What is abuse and neglect?
A person may abuse or neglect a child by inflicting harm, or by failing to act to prevent harm. Children & young people may be abused in a family, institutional or community setting; by those known to them or, more rarely, by a stranger.
Physical abuse: may involve hitting, shaking, throwing, poisoning, burning or scalding, drowning, suffocating, or otherwise causing physical harm to a child, including by fabricating the symptoms of, or deliberately causing, ill health.
Emotional abuse: persistent emotional ill-treatment of a child such as to cause severe and persistent adverse effects on the child’s emotional development. It may involve conveying to children that they are worthless or unloved, inadequate, or valued only insofar as they meet the needs of another person, age or developmentally inappropriate expectations being imposed on children, causing children frequently to feel frightened, or the exploitation or corruption of children.
Sexual abuse: involves forcing or enticing a child or young person to take part in sexual activities, whether or not the child is aware of what is happening. The activities may involve physical contact, including penetrative or non-penetrative acts. They may include involving children in looking at, or in the production of, pornographic material, or encouraging children to behave in sexually inappropriate ways.

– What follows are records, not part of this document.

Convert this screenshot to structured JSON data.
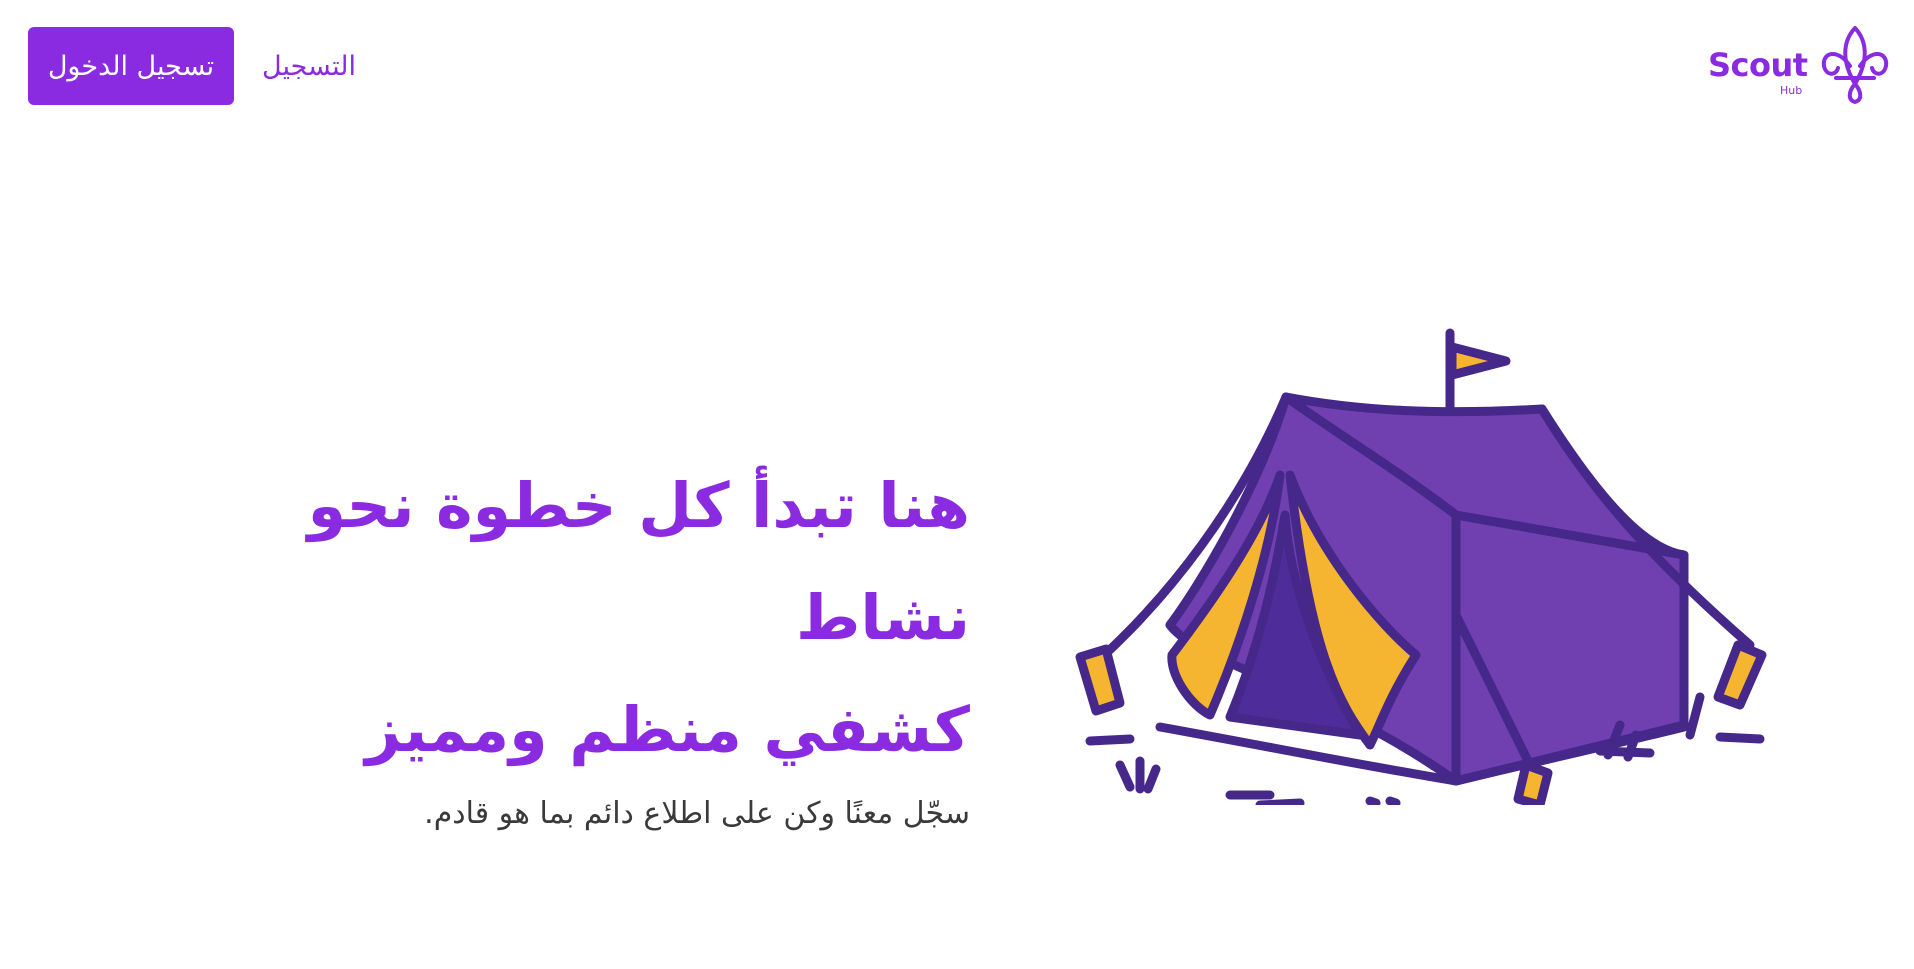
{
  "header": {
    "login_label": "تسجيل الدخول",
    "register_label": "التسجيل",
    "logo": {
      "word": "Scout",
      "sub": "Hub",
      "icon": "fleur-de-lis-icon"
    }
  },
  "hero": {
    "title_line1": "هنا تبدأ كل خطوة نحو نشاط",
    "title_line2": "كشفي منظم ومميز",
    "subtitle": "سجّل معنًا وكن على اطلاع دائم بما هو قادم.",
    "illustration": "tent-illustration"
  },
  "colors": {
    "accent": "#8a2be2",
    "tent_body": "#7040b0",
    "tent_outline": "#45288a",
    "tent_inner": "#f5b531",
    "text_dark": "#3a3a3a"
  }
}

Neglect: persistent failure to meet a child’s basic physical and/or psychological needs, likely to result in the serious impairment of the child’s health or development, such as failing to provide adequate food, shelter & clothing, or neglect of, or unresponsiveness to, a child’s basic emotional needs.
Worried about a child or young person?
If you want to report any abuse or discuss concerns in relation to children and young people please contact:
- Hammersmith & Fulham - tel: 020 8753 6610
- Kensington and Chelsea - email@example.com or tel: 020 7361 3013
- Westminster - firstname.lastname@example.org or tel: 020 7641 4000
In an emergency call the police on 999.